# [WHAT IS BEING ASKED]
Leaving out the images, repeat all the lines below exactly.

# [SOURCE MATERIAL]
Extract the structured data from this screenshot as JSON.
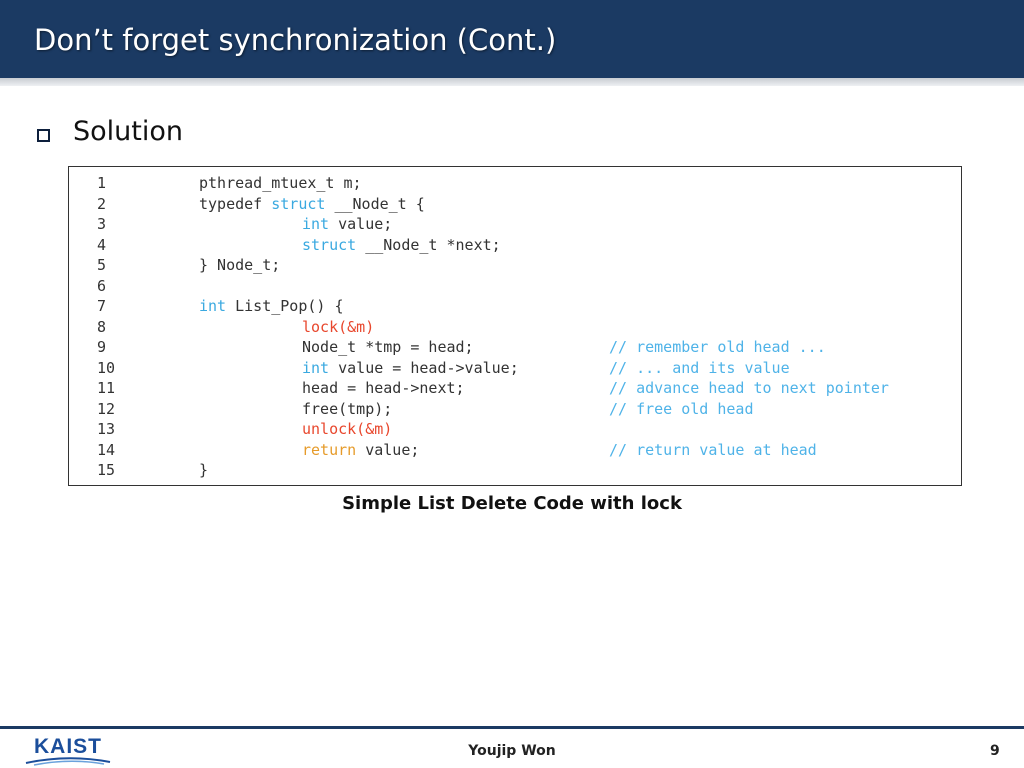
{
  "slide": {
    "title": "Don’t forget synchronization (Cont.)",
    "heading": "Solution",
    "caption": "Simple List Delete Code with lock"
  },
  "code": {
    "lines": [
      {
        "num": "1",
        "indent": 1,
        "segments": [
          {
            "t": "pthread_mtuex_t m;",
            "c": "plain"
          }
        ],
        "comment": ""
      },
      {
        "num": "2",
        "indent": 1,
        "segments": [
          {
            "t": "typedef ",
            "c": "plain"
          },
          {
            "t": "struct",
            "c": "keyword"
          },
          {
            "t": " __Node_t {",
            "c": "plain"
          }
        ],
        "comment": ""
      },
      {
        "num": "3",
        "indent": 2,
        "segments": [
          {
            "t": "int",
            "c": "keyword"
          },
          {
            "t": " value;",
            "c": "plain"
          }
        ],
        "comment": ""
      },
      {
        "num": "4",
        "indent": 2,
        "segments": [
          {
            "t": "struct",
            "c": "keyword"
          },
          {
            "t": " __Node_t *next;",
            "c": "plain"
          }
        ],
        "comment": ""
      },
      {
        "num": "5",
        "indent": 1,
        "segments": [
          {
            "t": "} Node_t;",
            "c": "plain"
          }
        ],
        "comment": ""
      },
      {
        "num": "6",
        "indent": 1,
        "segments": [],
        "comment": ""
      },
      {
        "num": "7",
        "indent": 1,
        "segments": [
          {
            "t": "int",
            "c": "keyword"
          },
          {
            "t": " List_Pop() {",
            "c": "plain"
          }
        ],
        "comment": ""
      },
      {
        "num": "8",
        "indent": 2,
        "segments": [
          {
            "t": "lock(&m)",
            "c": "lock"
          }
        ],
        "comment": ""
      },
      {
        "num": "9",
        "indent": 2,
        "segments": [
          {
            "t": "Node_t *tmp = head;",
            "c": "plain"
          }
        ],
        "comment": "// remember old head ..."
      },
      {
        "num": "10",
        "indent": 2,
        "segments": [
          {
            "t": "int",
            "c": "keyword"
          },
          {
            "t": " value = head->value;",
            "c": "plain"
          }
        ],
        "comment": "// ... and its value"
      },
      {
        "num": "11",
        "indent": 2,
        "segments": [
          {
            "t": "head = head->next;",
            "c": "plain"
          }
        ],
        "comment": "// advance head to next pointer"
      },
      {
        "num": "12",
        "indent": 2,
        "segments": [
          {
            "t": "free(tmp);",
            "c": "plain"
          }
        ],
        "comment": "// free old head"
      },
      {
        "num": "13",
        "indent": 2,
        "segments": [
          {
            "t": "unlock(&m)",
            "c": "lock"
          }
        ],
        "comment": ""
      },
      {
        "num": "14",
        "indent": 2,
        "segments": [
          {
            "t": "return",
            "c": "return"
          },
          {
            "t": " value;",
            "c": "plain"
          }
        ],
        "comment": "// return value at head"
      },
      {
        "num": "15",
        "indent": 1,
        "segments": [
          {
            "t": "}",
            "c": "plain"
          }
        ],
        "comment": ""
      }
    ]
  },
  "footer": {
    "logo_text": "KAIST",
    "author": "Youjip Won",
    "page_number": "9"
  },
  "colors": {
    "header_bg": "#1b3a63",
    "keyword": "#3aa9e0",
    "lock_call": "#e8472d",
    "return_kw": "#e69b2a",
    "comment": "#4fb3e8",
    "logo": "#1b4e9b"
  },
  "icons": {
    "bullet": "hollow-square-bullet-icon"
  }
}
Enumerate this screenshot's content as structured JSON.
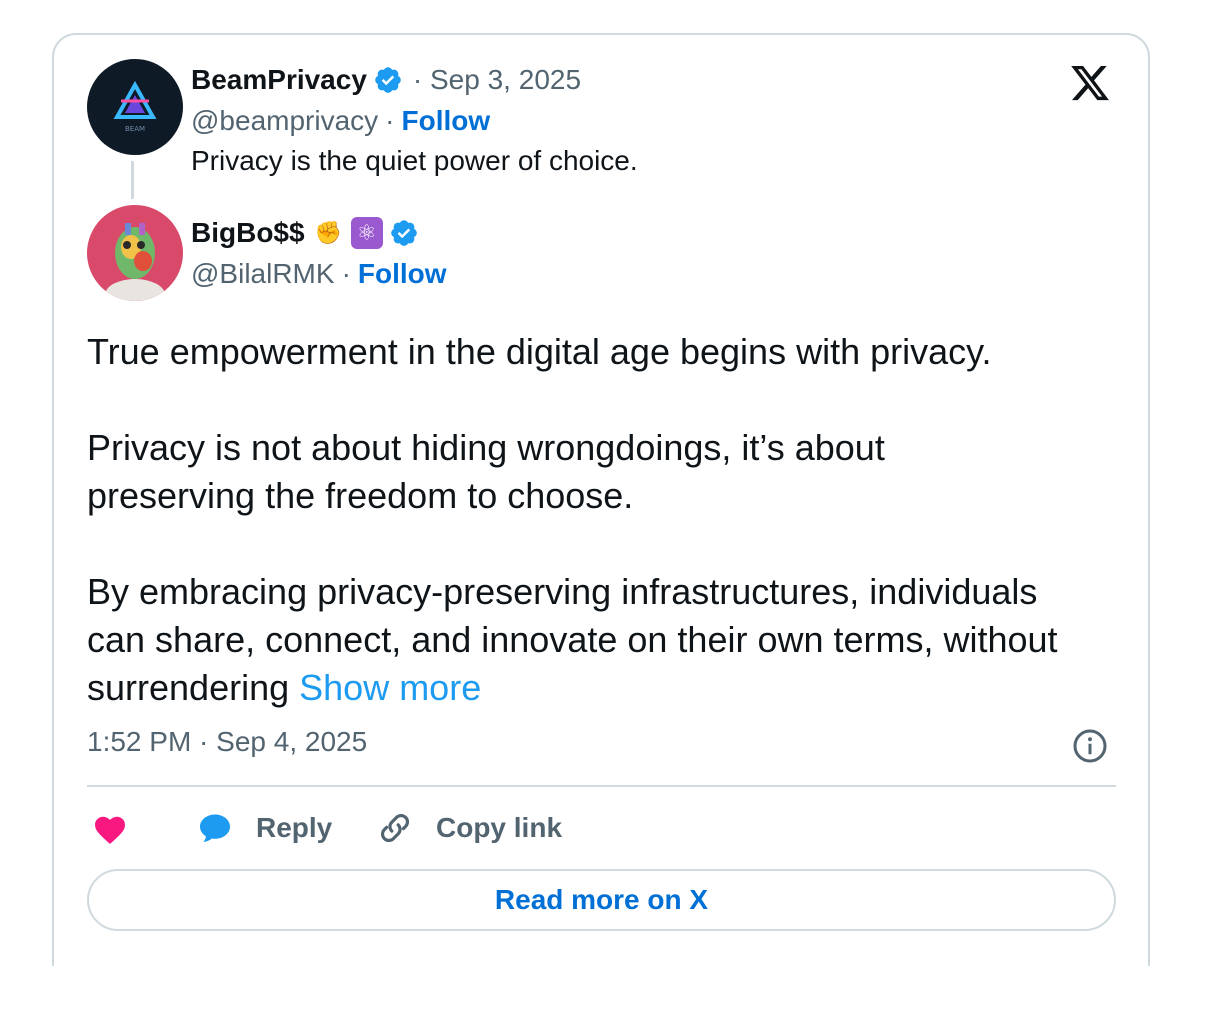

# [TASK SOLUTION]
Extract the structured data from this screenshot as JSON.
{
  "slide": {
    "title": "Don’t forget synchronization (Cont.)",
    "heading": "Solution",
    "caption": "Simple List Delete Code with lock"
  },
  "code": {
    "lines": [
      {
        "num": "1",
        "indent": 1,
        "segments": [
          {
            "t": "pthread_mtuex_t m;",
            "c": "plain"
          }
        ],
        "comment": ""
      },
      {
        "num": "2",
        "indent": 1,
        "segments": [
          {
            "t": "typedef ",
            "c": "plain"
          },
          {
            "t": "struct",
            "c": "keyword"
          },
          {
            "t": " __Node_t {",
            "c": "plain"
          }
        ],
        "comment": ""
      },
      {
        "num": "3",
        "indent": 2,
        "segments": [
          {
            "t": "int",
            "c": "keyword"
          },
          {
            "t": " value;",
            "c": "plain"
          }
        ],
        "comment": ""
      },
      {
        "num": "4",
        "indent": 2,
        "segments": [
          {
            "t": "struct",
            "c": "keyword"
          },
          {
            "t": " __Node_t *next;",
            "c": "plain"
          }
        ],
        "comment": ""
      },
      {
        "num": "5",
        "indent": 1,
        "segments": [
          {
            "t": "} Node_t;",
            "c": "plain"
          }
        ],
        "comment": ""
      },
      {
        "num": "6",
        "indent": 1,
        "segments": [],
        "comment": ""
      },
      {
        "num": "7",
        "indent": 1,
        "segments": [
          {
            "t": "int",
            "c": "keyword"
          },
          {
            "t": " List_Pop() {",
            "c": "plain"
          }
        ],
        "comment": ""
      },
      {
        "num": "8",
        "indent": 2,
        "segments": [
          {
            "t": "lock(&m)",
            "c": "lock"
          }
        ],
        "comment": ""
      },
      {
        "num": "9",
        "indent": 2,
        "segments": [
          {
            "t": "Node_t *tmp = head;",
            "c": "plain"
          }
        ],
        "comment": "// remember old head ..."
      },
      {
        "num": "10",
        "indent": 2,
        "segments": [
          {
            "t": "int",
            "c": "keyword"
          },
          {
            "t": " value = head->value;",
            "c": "plain"
          }
        ],
        "comment": "// ... and its value"
      },
      {
        "num": "11",
        "indent": 2,
        "segments": [
          {
            "t": "head = head->next;",
            "c": "plain"
          }
        ],
        "comment": "// advance head to next pointer"
      },
      {
        "num": "12",
        "indent": 2,
        "segments": [
          {
            "t": "free(tmp);",
            "c": "plain"
          }
        ],
        "comment": "// free old head"
      },
      {
        "num": "13",
        "indent": 2,
        "segments": [
          {
            "t": "unlock(&m)",
            "c": "lock"
          }
        ],
        "comment": ""
      },
      {
        "num": "14",
        "indent": 2,
        "segments": [
          {
            "t": "return",
            "c": "return"
          },
          {
            "t": " value;",
            "c": "plain"
          }
        ],
        "comment": "// return value at head"
      },
      {
        "num": "15",
        "indent": 1,
        "segments": [
          {
            "t": "}",
            "c": "plain"
          }
        ],
        "comment": ""
      }
    ]
  },
  "footer": {
    "logo_text": "KAIST",
    "author": "Youjip Won",
    "page_number": "9"
  },
  "colors": {
    "header_bg": "#1b3a63",
    "keyword": "#3aa9e0",
    "lock_call": "#e8472d",
    "return_kw": "#e69b2a",
    "comment": "#4fb3e8",
    "logo": "#1b4e9b"
  },
  "icons": {
    "bullet": "hollow-square-bullet-icon"
  }
}
Enumerate this screenshot's content as structured JSON.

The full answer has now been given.